• Given data:
>>>>
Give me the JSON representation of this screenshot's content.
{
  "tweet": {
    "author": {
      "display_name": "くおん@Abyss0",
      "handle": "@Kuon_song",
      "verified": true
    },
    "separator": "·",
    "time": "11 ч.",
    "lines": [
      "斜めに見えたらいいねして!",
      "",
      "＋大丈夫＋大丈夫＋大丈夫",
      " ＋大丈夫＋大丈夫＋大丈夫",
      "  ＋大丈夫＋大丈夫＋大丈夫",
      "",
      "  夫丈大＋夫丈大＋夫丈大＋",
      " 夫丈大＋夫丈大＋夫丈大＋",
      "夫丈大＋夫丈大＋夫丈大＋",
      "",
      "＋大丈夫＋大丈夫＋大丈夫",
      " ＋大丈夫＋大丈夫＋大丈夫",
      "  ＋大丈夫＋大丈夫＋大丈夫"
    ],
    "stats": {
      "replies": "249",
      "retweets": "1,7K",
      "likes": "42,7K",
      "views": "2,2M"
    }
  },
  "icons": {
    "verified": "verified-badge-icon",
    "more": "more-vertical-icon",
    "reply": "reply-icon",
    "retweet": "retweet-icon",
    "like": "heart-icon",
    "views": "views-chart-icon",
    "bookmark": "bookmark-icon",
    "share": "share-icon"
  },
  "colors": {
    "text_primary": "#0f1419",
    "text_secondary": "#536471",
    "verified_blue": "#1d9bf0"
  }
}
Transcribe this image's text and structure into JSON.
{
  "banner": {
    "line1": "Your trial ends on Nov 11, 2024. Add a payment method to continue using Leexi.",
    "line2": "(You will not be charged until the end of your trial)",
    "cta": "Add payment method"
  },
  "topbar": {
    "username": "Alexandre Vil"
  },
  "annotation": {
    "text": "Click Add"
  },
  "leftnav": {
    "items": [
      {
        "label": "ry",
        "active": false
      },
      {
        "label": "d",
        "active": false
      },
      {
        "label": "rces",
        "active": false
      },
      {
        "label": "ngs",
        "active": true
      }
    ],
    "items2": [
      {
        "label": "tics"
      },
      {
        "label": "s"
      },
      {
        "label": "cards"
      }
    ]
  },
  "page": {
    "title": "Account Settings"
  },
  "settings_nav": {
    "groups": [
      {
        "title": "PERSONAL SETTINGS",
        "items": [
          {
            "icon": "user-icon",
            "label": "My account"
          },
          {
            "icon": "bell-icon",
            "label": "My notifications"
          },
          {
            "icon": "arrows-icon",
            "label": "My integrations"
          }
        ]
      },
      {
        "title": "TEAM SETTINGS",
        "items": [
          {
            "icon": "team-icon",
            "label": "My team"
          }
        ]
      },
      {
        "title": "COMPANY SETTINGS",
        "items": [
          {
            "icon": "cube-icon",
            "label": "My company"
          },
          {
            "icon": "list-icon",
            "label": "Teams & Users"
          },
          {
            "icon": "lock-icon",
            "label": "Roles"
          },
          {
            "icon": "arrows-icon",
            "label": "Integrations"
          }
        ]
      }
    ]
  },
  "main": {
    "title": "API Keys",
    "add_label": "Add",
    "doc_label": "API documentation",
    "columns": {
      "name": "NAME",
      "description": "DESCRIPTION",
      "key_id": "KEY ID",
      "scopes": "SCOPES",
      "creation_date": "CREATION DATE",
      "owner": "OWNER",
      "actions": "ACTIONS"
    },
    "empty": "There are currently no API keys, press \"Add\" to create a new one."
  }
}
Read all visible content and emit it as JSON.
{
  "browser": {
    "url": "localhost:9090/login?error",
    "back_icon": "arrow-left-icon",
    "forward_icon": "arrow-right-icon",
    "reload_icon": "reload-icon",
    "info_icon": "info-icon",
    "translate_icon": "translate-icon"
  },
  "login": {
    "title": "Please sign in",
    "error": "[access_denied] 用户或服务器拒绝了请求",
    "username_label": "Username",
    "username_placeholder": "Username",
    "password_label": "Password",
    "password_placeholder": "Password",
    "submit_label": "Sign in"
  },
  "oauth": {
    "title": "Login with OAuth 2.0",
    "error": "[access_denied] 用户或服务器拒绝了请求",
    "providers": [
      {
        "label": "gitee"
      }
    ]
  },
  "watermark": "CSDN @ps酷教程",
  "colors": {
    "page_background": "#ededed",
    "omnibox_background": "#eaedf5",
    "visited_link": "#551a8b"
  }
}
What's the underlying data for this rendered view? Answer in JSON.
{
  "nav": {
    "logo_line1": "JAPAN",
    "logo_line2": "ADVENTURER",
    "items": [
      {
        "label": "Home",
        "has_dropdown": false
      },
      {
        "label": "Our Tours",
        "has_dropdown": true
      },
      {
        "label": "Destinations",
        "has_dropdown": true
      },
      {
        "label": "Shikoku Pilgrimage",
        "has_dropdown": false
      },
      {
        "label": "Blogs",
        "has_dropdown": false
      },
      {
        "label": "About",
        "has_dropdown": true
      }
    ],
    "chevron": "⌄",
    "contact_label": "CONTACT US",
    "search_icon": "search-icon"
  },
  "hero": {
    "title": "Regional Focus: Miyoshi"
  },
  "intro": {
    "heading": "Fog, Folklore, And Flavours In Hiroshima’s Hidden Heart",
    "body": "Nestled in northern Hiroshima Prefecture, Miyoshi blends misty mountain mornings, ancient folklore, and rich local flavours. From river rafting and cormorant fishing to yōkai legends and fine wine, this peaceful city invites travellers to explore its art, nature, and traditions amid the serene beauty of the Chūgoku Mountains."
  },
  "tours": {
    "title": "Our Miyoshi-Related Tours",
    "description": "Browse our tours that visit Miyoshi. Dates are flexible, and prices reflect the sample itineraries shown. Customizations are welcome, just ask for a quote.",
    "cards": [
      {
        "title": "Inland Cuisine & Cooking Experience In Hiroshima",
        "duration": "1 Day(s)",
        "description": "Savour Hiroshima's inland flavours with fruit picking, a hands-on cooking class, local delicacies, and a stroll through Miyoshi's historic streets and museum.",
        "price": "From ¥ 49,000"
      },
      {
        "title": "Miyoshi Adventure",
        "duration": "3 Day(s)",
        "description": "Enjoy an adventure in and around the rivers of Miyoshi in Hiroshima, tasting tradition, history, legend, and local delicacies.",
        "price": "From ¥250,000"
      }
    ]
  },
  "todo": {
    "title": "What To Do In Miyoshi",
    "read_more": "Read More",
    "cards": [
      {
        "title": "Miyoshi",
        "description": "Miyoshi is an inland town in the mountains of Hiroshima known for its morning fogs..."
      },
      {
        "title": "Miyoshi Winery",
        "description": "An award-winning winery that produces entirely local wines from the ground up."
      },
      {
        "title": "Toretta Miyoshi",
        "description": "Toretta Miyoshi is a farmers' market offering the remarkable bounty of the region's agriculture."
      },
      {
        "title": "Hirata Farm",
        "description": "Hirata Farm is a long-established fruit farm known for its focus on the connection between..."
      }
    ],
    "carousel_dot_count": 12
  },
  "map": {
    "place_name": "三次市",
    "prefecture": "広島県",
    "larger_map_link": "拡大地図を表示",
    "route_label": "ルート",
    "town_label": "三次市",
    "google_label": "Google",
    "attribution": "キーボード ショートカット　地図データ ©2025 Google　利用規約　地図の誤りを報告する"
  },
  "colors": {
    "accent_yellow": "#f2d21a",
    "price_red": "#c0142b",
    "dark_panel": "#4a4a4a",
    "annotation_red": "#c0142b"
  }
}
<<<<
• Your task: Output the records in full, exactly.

• Expected answer:
Give me the JSON representation of this screenshot's content.
{
  "tweet": {
    "author": {
      "display_name": "くおん@Abyss0",
      "handle": "@Kuon_song",
      "verified": true
    },
    "separator": "·",
    "time": "11 ч.",
    "lines": [
      "斜めに見えたらいいねして!",
      "",
      "＋大丈夫＋大丈夫＋大丈夫",
      " ＋大丈夫＋大丈夫＋大丈夫",
      "  ＋大丈夫＋大丈夫＋大丈夫",
      "",
      "  夫丈大＋夫丈大＋夫丈大＋",
      " 夫丈大＋夫丈大＋夫丈大＋",
      "夫丈大＋夫丈大＋夫丈大＋",
      "",
      "＋大丈夫＋大丈夫＋大丈夫",
      " ＋大丈夫＋大丈夫＋大丈夫",
      "  ＋大丈夫＋大丈夫＋大丈夫"
    ],
    "stats": {
      "replies": "249",
      "retweets": "1,7K",
      "likes": "42,7K",
      "views": "2,2M"
    }
  },
  "icons": {
    "verified": "verified-badge-icon",
    "more": "more-vertical-icon",
    "reply": "reply-icon",
    "retweet": "retweet-icon",
    "like": "heart-icon",
    "views": "views-chart-icon",
    "bookmark": "bookmark-icon",
    "share": "share-icon"
  },
  "colors": {
    "text_primary": "#0f1419",
    "text_secondary": "#536471",
    "verified_blue": "#1d9bf0"
  }
}
Transcribe this image's text and structure into JSON.
{
  "banner": {
    "line1": "Your trial ends on Nov 11, 2024. Add a payment method to continue using Leexi.",
    "line2": "(You will not be charged until the end of your trial)",
    "cta": "Add payment method"
  },
  "topbar": {
    "username": "Alexandre Vil"
  },
  "annotation": {
    "text": "Click Add"
  },
  "leftnav": {
    "items": [
      {
        "label": "ry",
        "active": false
      },
      {
        "label": "d",
        "active": false
      },
      {
        "label": "rces",
        "active": false
      },
      {
        "label": "ngs",
        "active": true
      }
    ],
    "items2": [
      {
        "label": "tics"
      },
      {
        "label": "s"
      },
      {
        "label": "cards"
      }
    ]
  },
  "page": {
    "title": "Account Settings"
  },
  "settings_nav": {
    "groups": [
      {
        "title": "PERSONAL SETTINGS",
        "items": [
          {
            "icon": "user-icon",
            "label": "My account"
          },
          {
            "icon": "bell-icon",
            "label": "My notifications"
          },
          {
            "icon": "arrows-icon",
            "label": "My integrations"
          }
        ]
      },
      {
        "title": "TEAM SETTINGS",
        "items": [
          {
            "icon": "team-icon",
            "label": "My team"
          }
        ]
      },
      {
        "title": "COMPANY SETTINGS",
        "items": [
          {
            "icon": "cube-icon",
            "label": "My company"
          },
          {
            "icon": "list-icon",
            "label": "Teams & Users"
          },
          {
            "icon": "lock-icon",
            "label": "Roles"
          },
          {
            "icon": "arrows-icon",
            "label": "Integrations"
          }
        ]
      }
    ]
  },
  "main": {
    "title": "API Keys",
    "add_label": "Add",
    "doc_label": "API documentation",
    "columns": {
      "name": "NAME",
      "description": "DESCRIPTION",
      "key_id": "KEY ID",
      "scopes": "SCOPES",
      "creation_date": "CREATION DATE",
      "owner": "OWNER",
      "actions": "ACTIONS"
    },
    "empty": "There are currently no API keys, press \"Add\" to create a new one."
  }
}
Read all visible content and emit it as JSON.
{
  "browser": {
    "url": "localhost:9090/login?error",
    "back_icon": "arrow-left-icon",
    "forward_icon": "arrow-right-icon",
    "reload_icon": "reload-icon",
    "info_icon": "info-icon",
    "translate_icon": "translate-icon"
  },
  "login": {
    "title": "Please sign in",
    "error": "[access_denied] 用户或服务器拒绝了请求",
    "username_label": "Username",
    "username_placeholder": "Username",
    "password_label": "Password",
    "password_placeholder": "Password",
    "submit_label": "Sign in"
  },
  "oauth": {
    "title": "Login with OAuth 2.0",
    "error": "[access_denied] 用户或服务器拒绝了请求",
    "providers": [
      {
        "label": "gitee"
      }
    ]
  },
  "watermark": "CSDN @ps酷教程",
  "colors": {
    "page_background": "#ededed",
    "omnibox_background": "#eaedf5",
    "visited_link": "#551a8b"
  }
}
What's the underlying data for this rendered view? Answer in JSON.
{
  "nav": {
    "logo_line1": "JAPAN",
    "logo_line2": "ADVENTURER",
    "items": [
      {
        "label": "Home",
        "has_dropdown": false
      },
      {
        "label": "Our Tours",
        "has_dropdown": true
      },
      {
        "label": "Destinations",
        "has_dropdown": true
      },
      {
        "label": "Shikoku Pilgrimage",
        "has_dropdown": false
      },
      {
        "label": "Blogs",
        "has_dropdown": false
      },
      {
        "label": "About",
        "has_dropdown": true
      }
    ],
    "chevron": "⌄",
    "contact_label": "CONTACT US",
    "search_icon": "search-icon"
  },
  "hero": {
    "title": "Regional Focus: Miyoshi"
  },
  "intro": {
    "heading": "Fog, Folklore, And Flavours In Hiroshima’s Hidden Heart",
    "body": "Nestled in northern Hiroshima Prefecture, Miyoshi blends misty mountain mornings, ancient folklore, and rich local flavours. From river rafting and cormorant fishing to yōkai legends and fine wine, this peaceful city invites travellers to explore its art, nature, and traditions amid the serene beauty of the Chūgoku Mountains."
  },
  "tours": {
    "title": "Our Miyoshi-Related Tours",
    "description": "Browse our tours that visit Miyoshi. Dates are flexible, and prices reflect the sample itineraries shown. Customizations are welcome, just ask for a quote.",
    "cards": [
      {
        "title": "Inland Cuisine & Cooking Experience In Hiroshima",
        "duration": "1 Day(s)",
        "description": "Savour Hiroshima's inland flavours with fruit picking, a hands-on cooking class, local delicacies, and a stroll through Miyoshi's historic streets and museum.",
        "price": "From ¥ 49,000"
      },
      {
        "title": "Miyoshi Adventure",
        "duration": "3 Day(s)",
        "description": "Enjoy an adventure in and around the rivers of Miyoshi in Hiroshima, tasting tradition, history, legend, and local delicacies.",
        "price": "From ¥250,000"
      }
    ]
  },
  "todo": {
    "title": "What To Do In Miyoshi",
    "read_more": "Read More",
    "cards": [
      {
        "title": "Miyoshi",
        "description": "Miyoshi is an inland town in the mountains of Hiroshima known for its morning fogs..."
      },
      {
        "title": "Miyoshi Winery",
        "description": "An award-winning winery that produces entirely local wines from the ground up."
      },
      {
        "title": "Toretta Miyoshi",
        "description": "Toretta Miyoshi is a farmers' market offering the remarkable bounty of the region's agriculture."
      },
      {
        "title": "Hirata Farm",
        "description": "Hirata Farm is a long-established fruit farm known for its focus on the connection between..."
      }
    ],
    "carousel_dot_count": 12
  },
  "map": {
    "place_name": "三次市",
    "prefecture": "広島県",
    "larger_map_link": "拡大地図を表示",
    "route_label": "ルート",
    "town_label": "三次市",
    "google_label": "Google",
    "attribution": "キーボード ショートカット　地図データ ©2025 Google　利用規約　地図の誤りを報告する"
  },
  "colors": {
    "accent_yellow": "#f2d21a",
    "price_red": "#c0142b",
    "dark_panel": "#4a4a4a",
    "annotation_red": "#c0142b"
  }
}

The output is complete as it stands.